* DIRECTIONS:
Which lines of the data below contain "mustein"? Please show them all.

[[ RECORD EXTRACTS, beginning ]]

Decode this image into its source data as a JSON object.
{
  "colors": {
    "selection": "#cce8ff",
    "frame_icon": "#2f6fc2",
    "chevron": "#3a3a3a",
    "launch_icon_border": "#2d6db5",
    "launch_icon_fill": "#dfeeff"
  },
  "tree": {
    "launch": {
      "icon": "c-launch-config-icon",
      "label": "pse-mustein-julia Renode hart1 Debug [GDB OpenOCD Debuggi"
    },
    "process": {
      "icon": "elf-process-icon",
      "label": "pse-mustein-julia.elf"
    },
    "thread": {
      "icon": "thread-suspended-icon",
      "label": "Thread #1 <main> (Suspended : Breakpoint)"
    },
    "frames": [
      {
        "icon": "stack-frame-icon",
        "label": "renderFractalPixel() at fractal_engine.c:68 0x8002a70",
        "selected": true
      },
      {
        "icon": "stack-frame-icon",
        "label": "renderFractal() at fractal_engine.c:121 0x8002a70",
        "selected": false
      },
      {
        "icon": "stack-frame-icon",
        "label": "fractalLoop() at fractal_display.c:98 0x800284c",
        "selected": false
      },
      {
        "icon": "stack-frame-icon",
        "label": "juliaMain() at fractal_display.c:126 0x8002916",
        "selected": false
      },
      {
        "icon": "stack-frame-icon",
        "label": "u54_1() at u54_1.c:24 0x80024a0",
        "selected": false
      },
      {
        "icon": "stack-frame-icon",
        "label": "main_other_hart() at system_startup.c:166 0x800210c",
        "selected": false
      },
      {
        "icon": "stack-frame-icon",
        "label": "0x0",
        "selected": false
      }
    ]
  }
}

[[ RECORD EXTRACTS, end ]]

* SOLUTION:
      "label": "pse-mustein-julia Renode hart1 Debug [GDB OpenOCD Debuggi"
      "label": "pse-mustein-julia.elf"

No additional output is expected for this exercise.